▸ ABOUT THIS EXERCISE:
In the copy, keep every record exact and leave out all images.

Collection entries
== Segment start ==
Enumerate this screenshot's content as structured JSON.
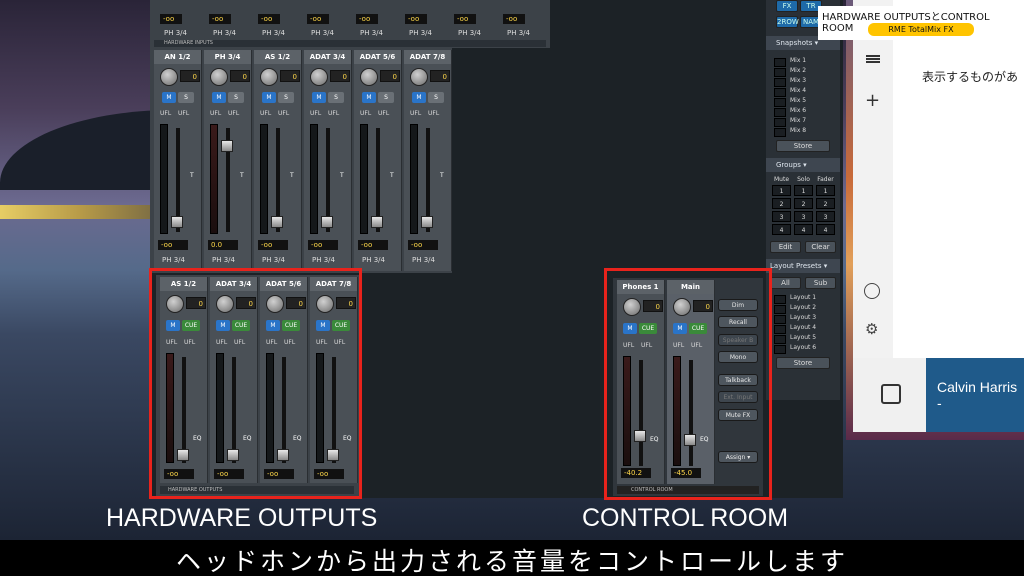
{
  "captions": {
    "hardware_outputs": "HARDWARE OUTPUTS",
    "control_room": "CONTROL ROOM",
    "subtitle": "ヘッドホンから出力される音量をコントロールします"
  },
  "tooltip": {
    "title": "HARDWARE OUTPUTSとCONTROL ROOM",
    "badge": "RME TotalMix FX"
  },
  "top_row": {
    "values": [
      "-oo",
      "-oo",
      "-oo",
      "-oo",
      "-oo",
      "-oo",
      "-oo",
      "-oo"
    ],
    "ph_labels": [
      "PH 3/4",
      "PH 3/4",
      "PH 3/4",
      "PH 3/4",
      "PH 3/4",
      "PH 3/4",
      "PH 3/4",
      "PH 3/4"
    ],
    "section_label": "HARDWARE INPUTS"
  },
  "inputs": [
    {
      "name": "AN 1/2",
      "gain": "0",
      "value": "-oo",
      "ph": "PH 3/4"
    },
    {
      "name": "PH 3/4",
      "gain": "0",
      "value": "0.0",
      "ph": "PH 3/4"
    },
    {
      "name": "AS 1/2",
      "gain": "0",
      "value": "-oo",
      "ph": "PH 3/4"
    },
    {
      "name": "ADAT 3/4",
      "gain": "0",
      "value": "-oo",
      "ph": "PH 3/4"
    },
    {
      "name": "ADAT 5/6",
      "gain": "0",
      "value": "-oo",
      "ph": "PH 3/4"
    },
    {
      "name": "ADAT 7/8",
      "gain": "0",
      "value": "-oo",
      "ph": "PH 3/4"
    }
  ],
  "inputs_common": {
    "m": "M",
    "s": "S",
    "ufl": "UFL",
    "t": "T"
  },
  "outputs": [
    {
      "name": "AS 1/2",
      "gain": "0",
      "value": "-oo"
    },
    {
      "name": "ADAT 3/4",
      "gain": "0",
      "value": "-oo"
    },
    {
      "name": "ADAT 5/6",
      "gain": "0",
      "value": "-oo"
    },
    {
      "name": "ADAT 7/8",
      "gain": "0",
      "value": "-oo"
    }
  ],
  "outputs_common": {
    "m": "M",
    "cue": "CUE",
    "ufl": "UFL",
    "eq": "EQ",
    "section_label": "HARDWARE OUTPUTS"
  },
  "control_room": {
    "channels": [
      {
        "name": "Phones 1",
        "gain": "0",
        "value": "-40.2"
      },
      {
        "name": "Main",
        "gain": "0",
        "value": "-45.0"
      }
    ],
    "buttons": [
      "Dim",
      "Recall",
      "Speaker B",
      "Mono",
      "Talkback",
      "Ext. Input",
      "Mute FX",
      "Assign ▾"
    ],
    "section_label": "CONTROL ROOM"
  },
  "sidebar": {
    "top_buttons": [
      "FX",
      "TR",
      "2ROW",
      "NAM"
    ],
    "snapshots_header": "Snapshots ▾",
    "mixes": [
      "Mix 1",
      "Mix 2",
      "Mix 3",
      "Mix 4",
      "Mix 5",
      "Mix 6",
      "Mix 7",
      "Mix 8"
    ],
    "store": "Store",
    "groups_header": "Groups ▾",
    "groups_cols": [
      "Mute",
      "Solo",
      "Fader"
    ],
    "groups_rows": [
      [
        "1",
        "1",
        "1"
      ],
      [
        "2",
        "2",
        "2"
      ],
      [
        "3",
        "3",
        "3"
      ],
      [
        "4",
        "4",
        "4"
      ]
    ],
    "edit": "Edit",
    "clear": "Clear",
    "layout_header": "Layout Presets ▾",
    "all": "All",
    "sub": "Sub",
    "layouts": [
      "Layout 1",
      "Layout 2",
      "Layout 3",
      "Layout 4",
      "Layout 5",
      "Layout 6"
    ],
    "store2": "Store"
  },
  "window": {
    "text": "表示するものがあ",
    "player": "Calvin Harris -"
  }
}
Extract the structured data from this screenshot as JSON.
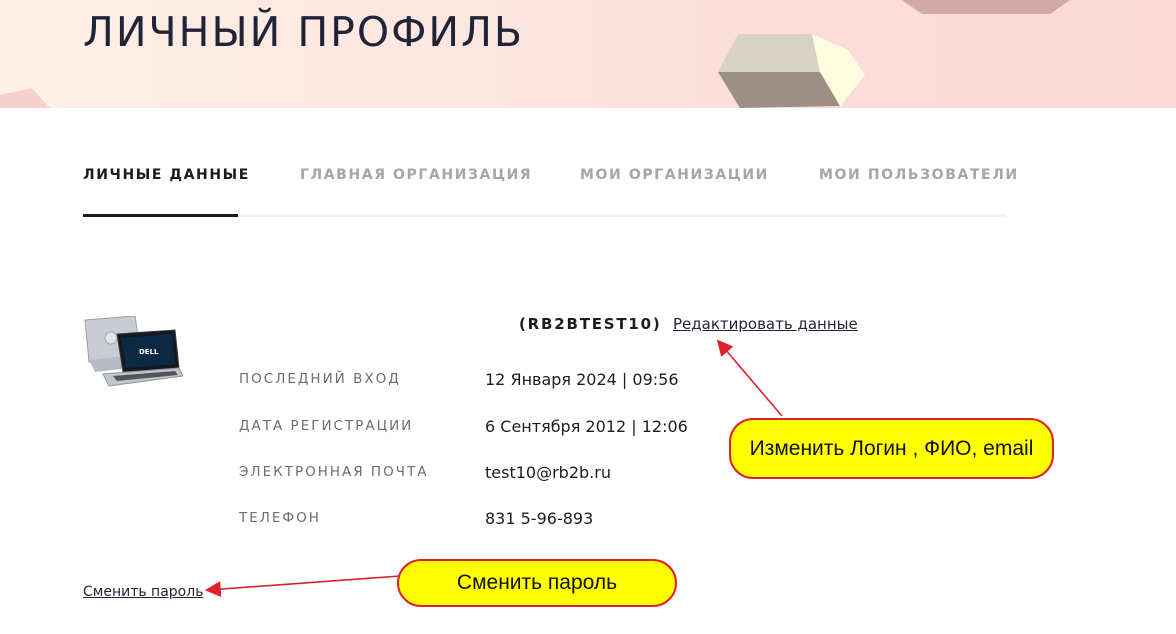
{
  "header": {
    "title": "ЛИЧНЫЙ ПРОФИЛЬ"
  },
  "tabs": [
    {
      "label": "ЛИЧНЫЕ ДАННЫЕ",
      "active": true
    },
    {
      "label": "ГЛАВНАЯ ОРГАНИЗАЦИЯ",
      "active": false
    },
    {
      "label": "МОИ ОРГАНИЗАЦИИ",
      "active": false
    },
    {
      "label": "МОИ ПОЛЬЗОВАТЕЛИ",
      "active": false
    }
  ],
  "profile": {
    "login": "(RB2BTEST10)",
    "edit_link": "Редактировать данные",
    "avatar_icon": "laptop-image",
    "fields": [
      {
        "label": "ПОСЛЕДНИЙ ВХОД",
        "value": "12 Января 2024 | 09:56"
      },
      {
        "label": "ДАТА РЕГИСТРАЦИИ",
        "value": "6 Сентября 2012 | 12:06"
      },
      {
        "label": "ЭЛЕКТРОННАЯ ПОЧТА",
        "value": "test10@rb2b.ru"
      },
      {
        "label": "ТЕЛЕФОН",
        "value": "831 5-96-893"
      }
    ],
    "change_password": "Сменить пароль"
  },
  "annotations": {
    "edit_callout": "Изменить Логин , ФИО, email",
    "password_callout": "Сменить пароль"
  },
  "colors": {
    "callout_fill": "#ffff00",
    "callout_border": "#e0202a",
    "arrow": "#e0202a"
  }
}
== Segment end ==
▸ EXERCISE RESULT:
Enumerate this screenshot's content as structured JSON.
{
  "captions": {
    "hardware_outputs": "HARDWARE OUTPUTS",
    "control_room": "CONTROL ROOM",
    "subtitle": "ヘッドホンから出力される音量をコントロールします"
  },
  "tooltip": {
    "title": "HARDWARE OUTPUTSとCONTROL ROOM",
    "badge": "RME TotalMix FX"
  },
  "top_row": {
    "values": [
      "-oo",
      "-oo",
      "-oo",
      "-oo",
      "-oo",
      "-oo",
      "-oo",
      "-oo"
    ],
    "ph_labels": [
      "PH 3/4",
      "PH 3/4",
      "PH 3/4",
      "PH 3/4",
      "PH 3/4",
      "PH 3/4",
      "PH 3/4",
      "PH 3/4"
    ],
    "section_label": "HARDWARE INPUTS"
  },
  "inputs": [
    {
      "name": "AN 1/2",
      "gain": "0",
      "value": "-oo",
      "ph": "PH 3/4"
    },
    {
      "name": "PH 3/4",
      "gain": "0",
      "value": "0.0",
      "ph": "PH 3/4"
    },
    {
      "name": "AS 1/2",
      "gain": "0",
      "value": "-oo",
      "ph": "PH 3/4"
    },
    {
      "name": "ADAT 3/4",
      "gain": "0",
      "value": "-oo",
      "ph": "PH 3/4"
    },
    {
      "name": "ADAT 5/6",
      "gain": "0",
      "value": "-oo",
      "ph": "PH 3/4"
    },
    {
      "name": "ADAT 7/8",
      "gain": "0",
      "value": "-oo",
      "ph": "PH 3/4"
    }
  ],
  "inputs_common": {
    "m": "M",
    "s": "S",
    "ufl": "UFL",
    "t": "T"
  },
  "outputs": [
    {
      "name": "AS 1/2",
      "gain": "0",
      "value": "-oo"
    },
    {
      "name": "ADAT 3/4",
      "gain": "0",
      "value": "-oo"
    },
    {
      "name": "ADAT 5/6",
      "gain": "0",
      "value": "-oo"
    },
    {
      "name": "ADAT 7/8",
      "gain": "0",
      "value": "-oo"
    }
  ],
  "outputs_common": {
    "m": "M",
    "cue": "CUE",
    "ufl": "UFL",
    "eq": "EQ",
    "section_label": "HARDWARE OUTPUTS"
  },
  "control_room": {
    "channels": [
      {
        "name": "Phones 1",
        "gain": "0",
        "value": "-40.2"
      },
      {
        "name": "Main",
        "gain": "0",
        "value": "-45.0"
      }
    ],
    "buttons": [
      "Dim",
      "Recall",
      "Speaker B",
      "Mono",
      "Talkback",
      "Ext. Input",
      "Mute FX",
      "Assign ▾"
    ],
    "section_label": "CONTROL ROOM"
  },
  "sidebar": {
    "top_buttons": [
      "FX",
      "TR",
      "2ROW",
      "NAM"
    ],
    "snapshots_header": "Snapshots ▾",
    "mixes": [
      "Mix 1",
      "Mix 2",
      "Mix 3",
      "Mix 4",
      "Mix 5",
      "Mix 6",
      "Mix 7",
      "Mix 8"
    ],
    "store": "Store",
    "groups_header": "Groups ▾",
    "groups_cols": [
      "Mute",
      "Solo",
      "Fader"
    ],
    "groups_rows": [
      [
        "1",
        "1",
        "1"
      ],
      [
        "2",
        "2",
        "2"
      ],
      [
        "3",
        "3",
        "3"
      ],
      [
        "4",
        "4",
        "4"
      ]
    ],
    "edit": "Edit",
    "clear": "Clear",
    "layout_header": "Layout Presets ▾",
    "all": "All",
    "sub": "Sub",
    "layouts": [
      "Layout 1",
      "Layout 2",
      "Layout 3",
      "Layout 4",
      "Layout 5",
      "Layout 6"
    ],
    "store2": "Store"
  },
  "window": {
    "text": "表示するものがあ",
    "player": "Calvin Harris -"
  }
}
Extract the structured data from this screenshot as JSON.
{
  "header": {
    "title": "ЛИЧНЫЙ ПРОФИЛЬ"
  },
  "tabs": [
    {
      "label": "ЛИЧНЫЕ ДАННЫЕ",
      "active": true
    },
    {
      "label": "ГЛАВНАЯ ОРГАНИЗАЦИЯ",
      "active": false
    },
    {
      "label": "МОИ ОРГАНИЗАЦИИ",
      "active": false
    },
    {
      "label": "МОИ ПОЛЬЗОВАТЕЛИ",
      "active": false
    }
  ],
  "profile": {
    "login": "(RB2BTEST10)",
    "edit_link": "Редактировать данные",
    "avatar_icon": "laptop-image",
    "fields": [
      {
        "label": "ПОСЛЕДНИЙ ВХОД",
        "value": "12 Января 2024 | 09:56"
      },
      {
        "label": "ДАТА РЕГИСТРАЦИИ",
        "value": "6 Сентября 2012 | 12:06"
      },
      {
        "label": "ЭЛЕКТРОННАЯ ПОЧТА",
        "value": "test10@rb2b.ru"
      },
      {
        "label": "ТЕЛЕФОН",
        "value": "831 5-96-893"
      }
    ],
    "change_password": "Сменить пароль"
  },
  "annotations": {
    "edit_callout": "Изменить Логин , ФИО, email",
    "password_callout": "Сменить пароль"
  },
  "colors": {
    "callout_fill": "#ffff00",
    "callout_border": "#e0202a",
    "arrow": "#e0202a"
  }
}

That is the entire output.